Uncle Sam "disposable washing machine"

Squirrely Shirley’s “disposable washing machine”
Educational Connections to This Story
SOCIAL STUDIES: If the class is looking at Europe and the country of Wales, “When Wren Was King of the Birds” is an excellent way to introduce this unit of study.
NATURE STUDIES: This tale is a fine way to start an exploration of birds in general.
GEOGRAPHY: By adapting this story to a different area, consider changing the names of the competing birds to those found in a country being reviewed in class. (Be sure to acknowledge the Welsh origin of the tale if you decide to do this.)
ECOLOGY: The story provides an opportunity to start a discussion about extinct or endangered birds and animals around the world.
WRITING and SCIENCE:Ancient folk tales were often developed by creative people trying to explain the world around them. Have students use their imaginations to write a story to explore something they have noticed in nature. (Examples: Why the grass is green; How the sheep got a wooly coat; Why the cactus lives in the desert.) When students write such fanciful tales, they can then compare their stories to scientific answers.

Fun at the Oakville, WA library
Storytelling Fun in Oakville, WA
Story Lessons and Applications
I have found this tale to be particularly useful for teachers and others who deal with problems relating to youngsters who tease others. This story gently shows how teasing can be hurtful, and how this sort of behavior might create an atmosphere of retaliation. The issue of self-esteem is also present in this tale, and can be used to introduce a discussion about how the opinions of others might stifle hope or ambition. I also like the way this story provides an example of having the courage to admit to unacceptable behavior.

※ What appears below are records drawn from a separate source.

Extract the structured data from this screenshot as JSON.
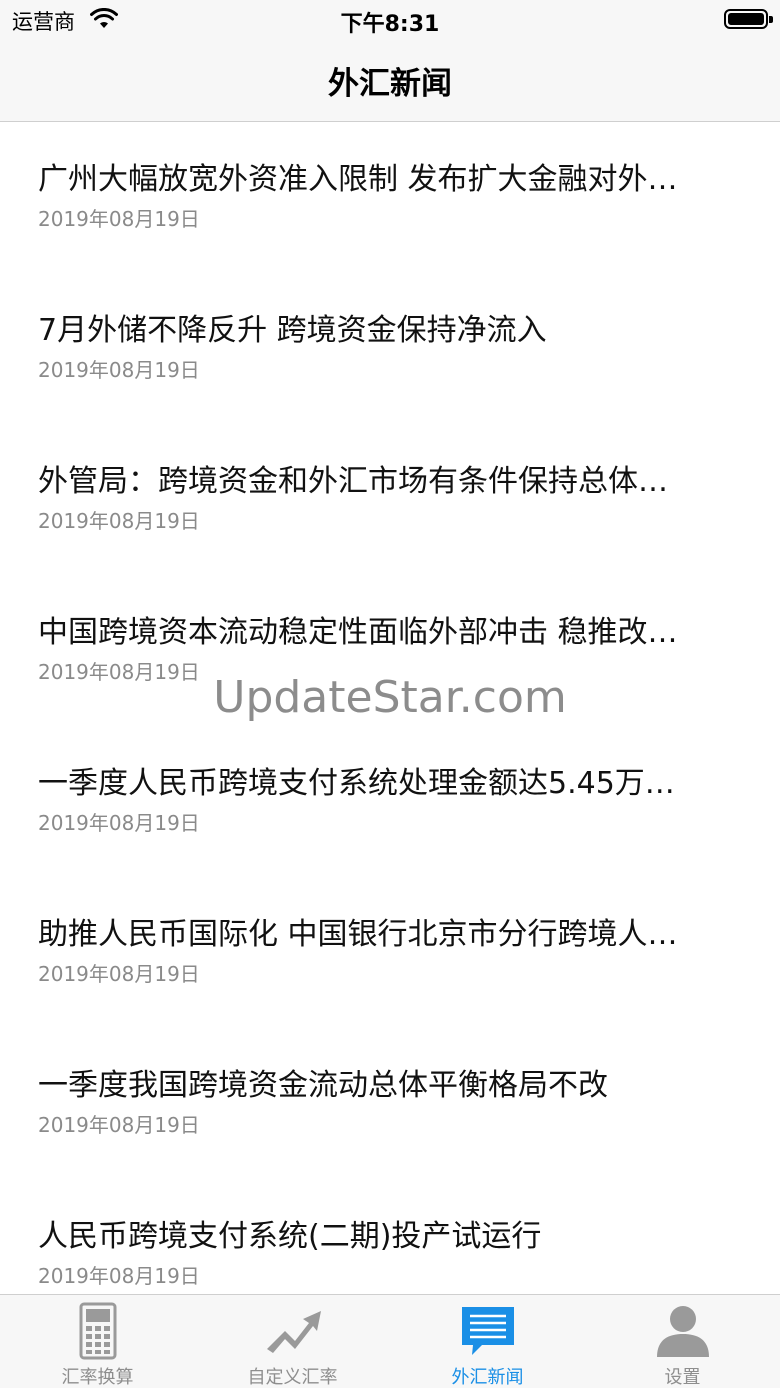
{
  "status_bar": {
    "carrier": "运营商",
    "time": "下午8:31"
  },
  "nav": {
    "title": "外汇新闻"
  },
  "news": [
    {
      "title": "广州大幅放宽外资准入限制 发布扩大金融对外…",
      "date": "2019年08月19日"
    },
    {
      "title": "7月外储不降反升 跨境资金保持净流入",
      "date": "2019年08月19日"
    },
    {
      "title": "外管局：跨境资金和外汇市场有条件保持总体…",
      "date": "2019年08月19日"
    },
    {
      "title": "中国跨境资本流动稳定性面临外部冲击 稳推改…",
      "date": "2019年08月19日"
    },
    {
      "title": "一季度人民币跨境支付系统处理金额达5.45万…",
      "date": "2019年08月19日"
    },
    {
      "title": "助推人民币国际化 中国银行北京市分行跨境人…",
      "date": "2019年08月19日"
    },
    {
      "title": "一季度我国跨境资金流动总体平衡格局不改",
      "date": "2019年08月19日"
    },
    {
      "title": "人民币跨境支付系统(二期)投产试运行",
      "date": "2019年08月19日"
    }
  ],
  "watermark": "UpdateStar.com",
  "tabs": [
    {
      "label": "汇率换算",
      "icon": "calculator-icon",
      "active": false
    },
    {
      "label": "自定义汇率",
      "icon": "trend-arrow-icon",
      "active": false
    },
    {
      "label": "外汇新闻",
      "icon": "news-message-icon",
      "active": true
    },
    {
      "label": "设置",
      "icon": "user-icon",
      "active": false
    }
  ],
  "colors": {
    "accent": "#1a8fe6",
    "inactive": "#8e8e8e",
    "bar_bg": "#f7f7f7"
  }
}
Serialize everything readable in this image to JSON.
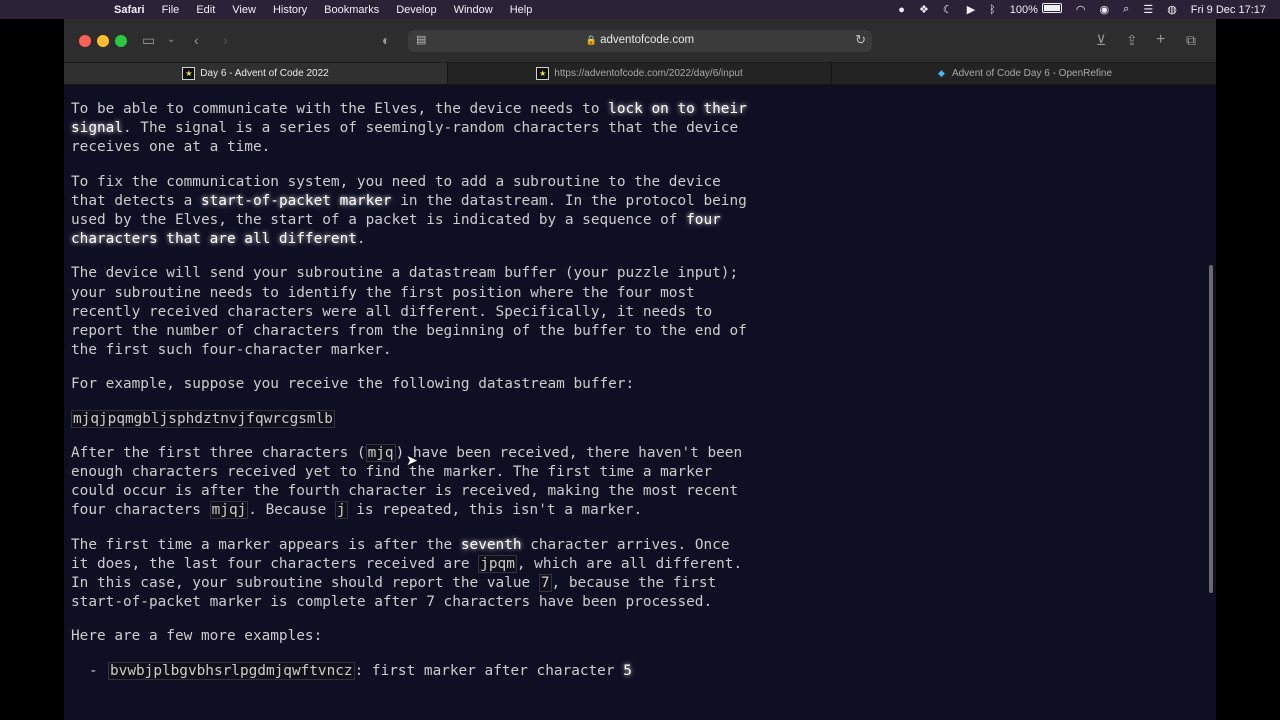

Storytellers who work with businesses and non-profit organizations will appreciate how this tale of the little wren can be used in team-building workshops or for corporate seminars.
Useful Links:
National Storytelling Network: this is the first and best stop for anyone interested in learning more about the art of storytelling.
It’s not too late! Follow this link if you want to register for the July 29-August 1 2010 National Storytelling Conference at the Warner Center Marriott in Los Angeles, CA. Meet professional storytellers, hear wonderful stories, attend workshops and discussions,  and network with others who love the art of story.
This is Jackie Baldwin’s Story Lovers World home page. Be sure to check this one out. Jackie has been hosting a weekly storytelling show on KSVY 91.3 (fm) Sonoma, California since 2006 (streaming audio show – 5:00 p.m. every Sunday). On Jackie’s site you will find many wonderful resources not found anywhere else.

This website is an excellent resource for stories, audio and video clips, storytelling information and thoughtful articles about telling tales. Storytellers will find many services on this site hosted by Sean Buvala.

Squirrel Update:

Shirley's First MarqueeShirley’s First Marquee
The wacky adventures of Squirrely Shirley continue across the Northwest. Next stop is Kalispell, MT. Check out Shirley’s journal (aka Squirrely Shirley’s Den)
– you’ll be glad you did!